What is the difference between quasars, pulsars and neutron stars?

1 Answer
Oct 12, 2017

See below.


A quasar is a form of galactic nuclei found at very large astronomical distances away from Earth (one of the closest is 3C 273, which is around 749Mpc away from Earth), because of this, they are theorized to have played a part in the earlier universe. They are several thousand times more luminous than the Milky Way, and are a supermassive black hole (SMBH) surrounded by a large accretion disk which orbits the SMBH. When matter from the accretion disk is 'absorbed' , energy is released as EM radiation, which are the two two glowing rays.

Neutron stars are what remains of the core of a supernova after it undergoes extreme compression from gravitational collapse once the outer layers have been exploded from the star. The compression squashes the core to extremely high densities, more than that of a white dwarf. They get their name as they are theorised to be completely made of neutrons.

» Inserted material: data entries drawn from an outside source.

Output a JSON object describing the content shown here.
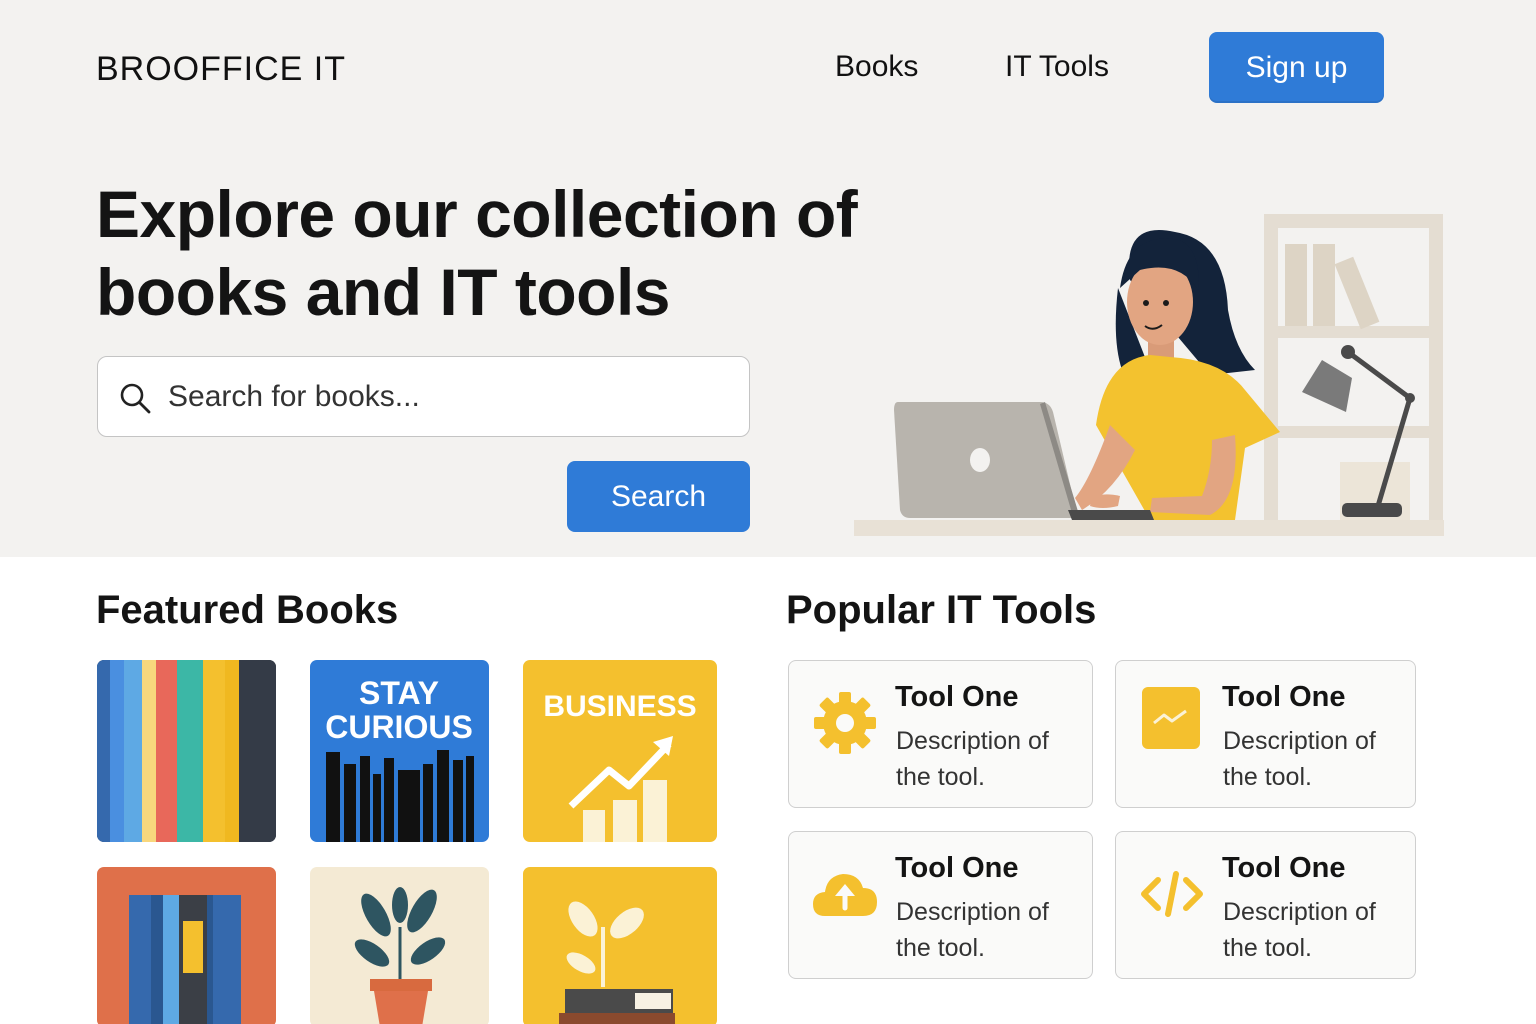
{
  "header": {
    "brand": "BROOFFICE IT",
    "nav": [
      {
        "label": "Books"
      },
      {
        "label": "IT Tools"
      }
    ],
    "signup_label": "Sign up"
  },
  "hero": {
    "headline": "Explore our collection of books and IT tools",
    "search": {
      "placeholder": "Search for books...",
      "value": ""
    },
    "search_button": "Search"
  },
  "featured_books": {
    "title": "Featured Books",
    "books": [
      {
        "cover_text": "",
        "style": "stripes"
      },
      {
        "cover_text_line1": "STAY",
        "cover_text_line2": "CURIOUS",
        "style": "blue-shelf"
      },
      {
        "cover_text": "BUSINESS",
        "style": "yellow-growth"
      },
      {
        "cover_text": "",
        "style": "orange-shelf"
      },
      {
        "cover_text": "",
        "style": "plant-pot"
      },
      {
        "cover_text": "",
        "style": "plant-books"
      }
    ]
  },
  "popular_tools": {
    "title": "Popular IT Tools",
    "tools": [
      {
        "name": "Tool One",
        "description": "Description of the tool.",
        "icon": "gear-icon"
      },
      {
        "name": "Tool One",
        "description": "Description of the tool.",
        "icon": "chart-icon"
      },
      {
        "name": "Tool One",
        "description": "Description of the tool.",
        "icon": "cloud-upload-icon"
      },
      {
        "name": "Tool One",
        "description": "Description of the tool.",
        "icon": "code-icon"
      }
    ]
  },
  "colors": {
    "accent_blue": "#2f7bd7",
    "accent_yellow": "#f4c02e",
    "hero_background": "#f3f2f0"
  }
}
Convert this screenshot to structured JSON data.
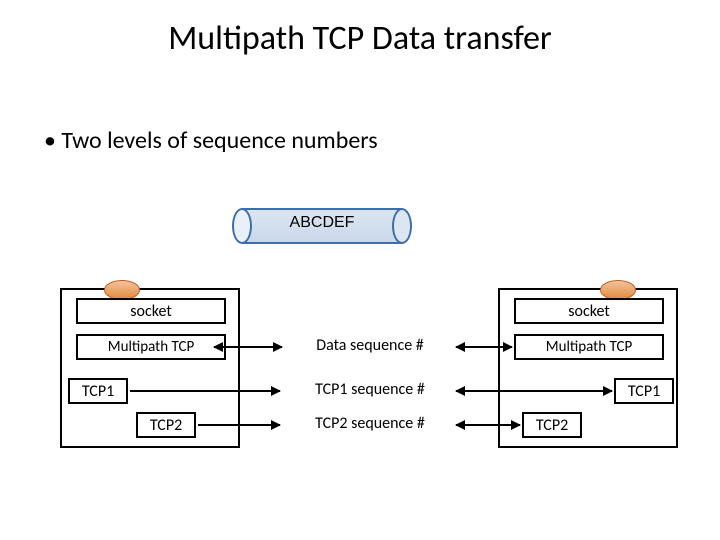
{
  "title": "Multipath TCP Data transfer",
  "bullet": "Two levels of sequence numbers",
  "cylinder_label": "ABCDEF",
  "left_stack": {
    "socket": "socket",
    "mptcp": "Multipath TCP",
    "tcp1": "TCP1",
    "tcp2": "TCP2"
  },
  "right_stack": {
    "socket": "socket",
    "mptcp": "Multipath TCP",
    "tcp1": "TCP1",
    "tcp2": "TCP2"
  },
  "sequence_labels": {
    "data": "Data sequence #",
    "tcp1": "TCP1 sequence #",
    "tcp2": "TCP2 sequence #"
  }
}
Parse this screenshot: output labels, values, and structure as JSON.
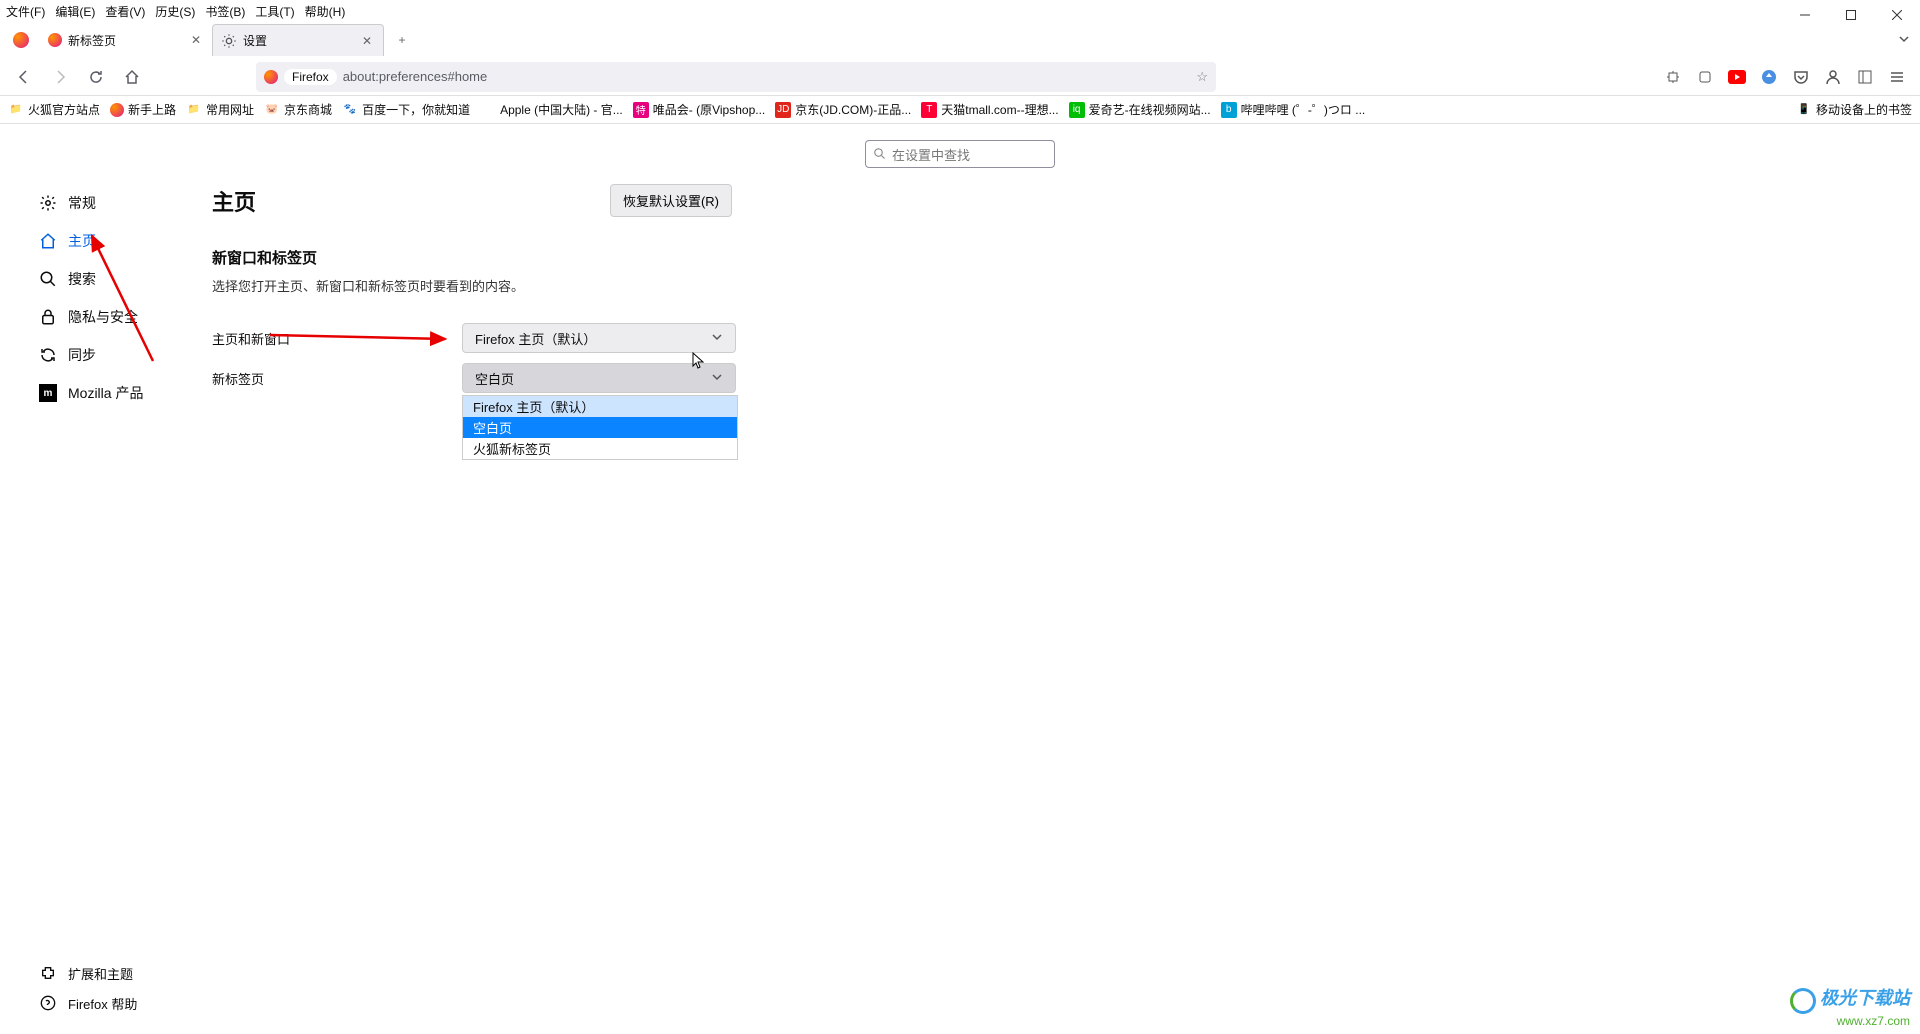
{
  "menus": [
    "文件(F)",
    "编辑(E)",
    "查看(V)",
    "历史(S)",
    "书签(B)",
    "工具(T)",
    "帮助(H)"
  ],
  "tabs": [
    {
      "title": "新标签页",
      "active": false
    },
    {
      "title": "设置",
      "active": true
    }
  ],
  "url": {
    "label": "Firefox",
    "path": "about:preferences#home"
  },
  "bookmarks": [
    {
      "label": "火狐官方站点",
      "icon": "folder"
    },
    {
      "label": "新手上路",
      "icon": "ff"
    },
    {
      "label": "常用网址",
      "icon": "folder"
    },
    {
      "label": "京东商城",
      "icon": "jd-pig"
    },
    {
      "label": "百度一下，你就知道",
      "icon": "baidu"
    },
    {
      "label": "Apple (中国大陆) - 官...",
      "icon": "apple"
    },
    {
      "label": "唯品会- (原Vipshop...",
      "icon": "vip"
    },
    {
      "label": "京东(JD.COM)-正品...",
      "icon": "jd"
    },
    {
      "label": "天猫tmall.com--理想...",
      "icon": "tmall"
    },
    {
      "label": "爱奇艺-在线视频网站...",
      "icon": "iqiyi"
    },
    {
      "label": "哔哩哔哩 (゜-゜)つロ ...",
      "icon": "bili"
    }
  ],
  "bookmarks_right": "移动设备上的书签",
  "settings_search_placeholder": "在设置中查找",
  "sidebar": {
    "items": [
      {
        "id": "general",
        "label": "常规"
      },
      {
        "id": "home",
        "label": "主页"
      },
      {
        "id": "search",
        "label": "搜索"
      },
      {
        "id": "privacy",
        "label": "隐私与安全"
      },
      {
        "id": "sync",
        "label": "同步"
      },
      {
        "id": "mozilla",
        "label": "Mozilla 产品"
      }
    ],
    "bottom": [
      {
        "id": "addons",
        "label": "扩展和主题"
      },
      {
        "id": "help",
        "label": "Firefox 帮助"
      }
    ]
  },
  "page": {
    "title": "主页",
    "restore_btn": "恢复默认设置(R)",
    "section_title": "新窗口和标签页",
    "section_desc": "选择您打开主页、新窗口和新标签页时要看到的内容。",
    "row1_label": "主页和新窗口",
    "row1_value": "Firefox 主页（默认）",
    "row2_label": "新标签页",
    "row2_value": "空白页",
    "dropdown": [
      {
        "label": "Firefox 主页（默认）",
        "state": "hover"
      },
      {
        "label": "空白页",
        "state": "selected"
      },
      {
        "label": "火狐新标签页",
        "state": ""
      }
    ]
  },
  "watermark": {
    "line1": "极光下载站",
    "line2": "www.xz7.com"
  }
}
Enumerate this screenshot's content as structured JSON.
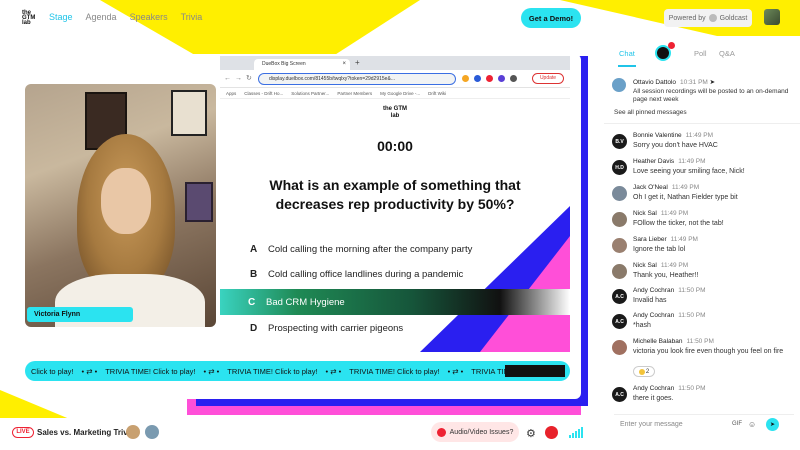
{
  "brand": {
    "logo_text": "the GTM lab",
    "accent": "#2be3f0",
    "pink": "#ff4fd8",
    "yellow": "#ffef00",
    "blue": "#2a1ff0"
  },
  "nav": {
    "items": [
      {
        "label": "Stage",
        "active": true
      },
      {
        "label": "Agenda",
        "active": false
      },
      {
        "label": "Speakers",
        "active": false
      },
      {
        "label": "Trivia",
        "active": false
      }
    ],
    "demo_button": "Get a Demo!",
    "powered_by": "Powered by",
    "powered_brand": "Goldcast"
  },
  "presenter": {
    "name": "Victoria Flynn"
  },
  "browser": {
    "tab_title": "DueBox Big Screen",
    "url": "display.duelbox.com/81455b/twqlxy?token=29d2915e&...",
    "update_label": "Update",
    "bookmarks": [
      "Apps",
      "Classes - Drift Ho...",
      "Solutions Partner...",
      "Partner Members",
      "My Google Drive -...",
      "Drift Wiki"
    ]
  },
  "trivia": {
    "logo": "the GTM lab",
    "timer": "00:00",
    "question": "What is an example of something that decreases rep productivity by 50%?",
    "answers": [
      {
        "letter": "A",
        "text": "Cold calling the morning after the company party"
      },
      {
        "letter": "B",
        "text": "Cold calling office landlines during a pandemic"
      },
      {
        "letter": "C",
        "text": "Bad CRM Hygiene"
      },
      {
        "letter": "D",
        "text": "Prospecting with carrier pigeons"
      }
    ]
  },
  "ticker": {
    "items": [
      "Click to play!",
      "TRIVIA TIME! Click to play!",
      "TRIVIA TIME! Click to play!",
      "TRIVIA TIME! Click to play!",
      "TRIVIA TIME!"
    ]
  },
  "bottom": {
    "live_label": "LIVE",
    "session_title": "Sales vs. Marketing Trivia",
    "av_issues": "Audio/Video Issues?"
  },
  "chat": {
    "tabs": [
      "Chat",
      "Poll",
      "Q&A"
    ],
    "pinned": {
      "name": "Ottavio Dattolo",
      "time": "10:31 PM",
      "text": "All session recordings will be posted to an on-demand page next week"
    },
    "see_pinned": "See all pinned messages",
    "messages": [
      {
        "initials": "B.V",
        "name": "Bonnie Valentine",
        "time": "11:49 PM",
        "text": "Sorry you don't have HVAC",
        "color": "#1a1a1a"
      },
      {
        "initials": "H.D",
        "name": "Heather Davis",
        "time": "11:49 PM",
        "text": "Love seeing your smiling face, Nick!",
        "color": "#1a1a1a"
      },
      {
        "initials": "",
        "name": "Jack O'Neal",
        "time": "11:49 PM",
        "text": "Oh I get it, Nathan Fielder type bit",
        "color": "#7a8a9a"
      },
      {
        "initials": "",
        "name": "Nick Sal",
        "time": "11:49 PM",
        "text": "FOllow the ticker, not the tab!",
        "color": "#8a7a6a"
      },
      {
        "initials": "",
        "name": "Sara Lieber",
        "time": "11:49 PM",
        "text": "Ignore the tab lol",
        "color": "#9a8070"
      },
      {
        "initials": "",
        "name": "Nick Sal",
        "time": "11:49 PM",
        "text": "Thank you, Heather!!",
        "color": "#8a7a6a"
      },
      {
        "initials": "A.C",
        "name": "Andy Cochran",
        "time": "11:50 PM",
        "text": "Invalid has",
        "color": "#1a1a1a"
      },
      {
        "initials": "A.C",
        "name": "Andy Cochran",
        "time": "11:50 PM",
        "text": "*hash",
        "color": "#1a1a1a"
      },
      {
        "initials": "",
        "name": "Michelle Balaban",
        "time": "11:50 PM",
        "text": "victoria you look fire even though you feel on fire",
        "color": "#a07060"
      },
      {
        "initials": "A.C",
        "name": "Andy Cochran",
        "time": "11:50 PM",
        "text": "there it goes.",
        "color": "#1a1a1a"
      }
    ],
    "reaction_count": "2",
    "input_placeholder": "Enter your message",
    "gif_label": "GIF"
  }
}
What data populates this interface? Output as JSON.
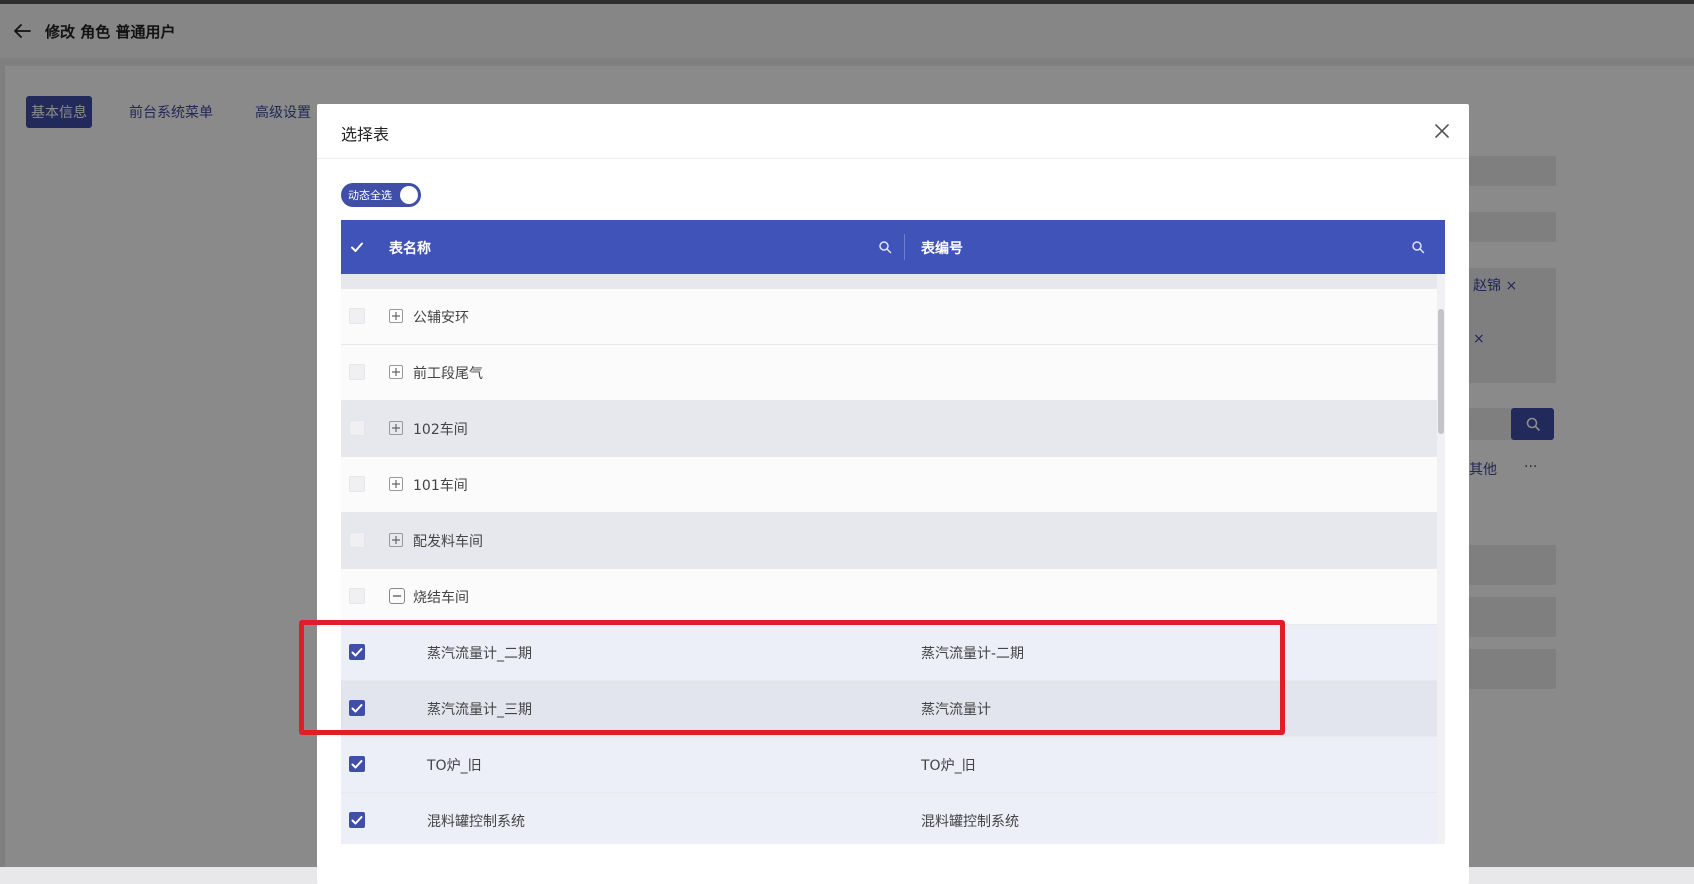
{
  "page": {
    "title": "修改 角色 普通用户",
    "tabs": [
      {
        "label": "基本信息",
        "active": true
      },
      {
        "label": "前台系统菜单",
        "active": false
      },
      {
        "label": "高级设置",
        "active": false
      }
    ],
    "bg_tags": [
      "赵锦 ×",
      "×"
    ],
    "bg_more_label": "其他",
    "bg_ellipsis": "···"
  },
  "dialog": {
    "title": "选择表",
    "toggle_label": "动态全选",
    "toggle_on": true,
    "columns": [
      "表名称",
      "表编号"
    ],
    "groups": [
      {
        "name": "公辅安环",
        "expanded": false
      },
      {
        "name": "前工段尾气",
        "expanded": false
      },
      {
        "name": "102车间",
        "expanded": false
      },
      {
        "name": "101车间",
        "expanded": false
      },
      {
        "name": "配发料车间",
        "expanded": false
      },
      {
        "name": "烧结车间",
        "expanded": true
      }
    ],
    "rows": [
      {
        "name": "蒸汽流量计_二期",
        "code": "蒸汽流量计-二期",
        "checked": true
      },
      {
        "name": "蒸汽流量计_三期",
        "code": "蒸汽流量计",
        "checked": true
      },
      {
        "name": "TO炉_旧",
        "code": "TO炉_旧",
        "checked": true
      },
      {
        "name": "混料罐控制系统",
        "code": "混料罐控制系统",
        "checked": true
      }
    ]
  },
  "colors": {
    "primary": "#3f4ea8",
    "table_header": "#4053b8",
    "highlight": "#e01d2a"
  }
}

A pulsar is a type of neutron star, which rotates with incredibly fast speeds, taking several milliseconds to a few seconds to complete one full revolution. They are highly magnetised and emit beams of EM radiation at opposite ends. They get their name as their light appears to pulsate, because they can only be visible if a beam points towards Earth. They are formed in the exact same way as a neutron star, except they keep some of their angular momentum, but as the radius is much smaller than the star, its rotational speed is increased. The pulsar has two axes, a rotational axis and a magnetic axis. The magnetic axis is where the beams are emitted from, while the pulsar rotates around the rotational axis.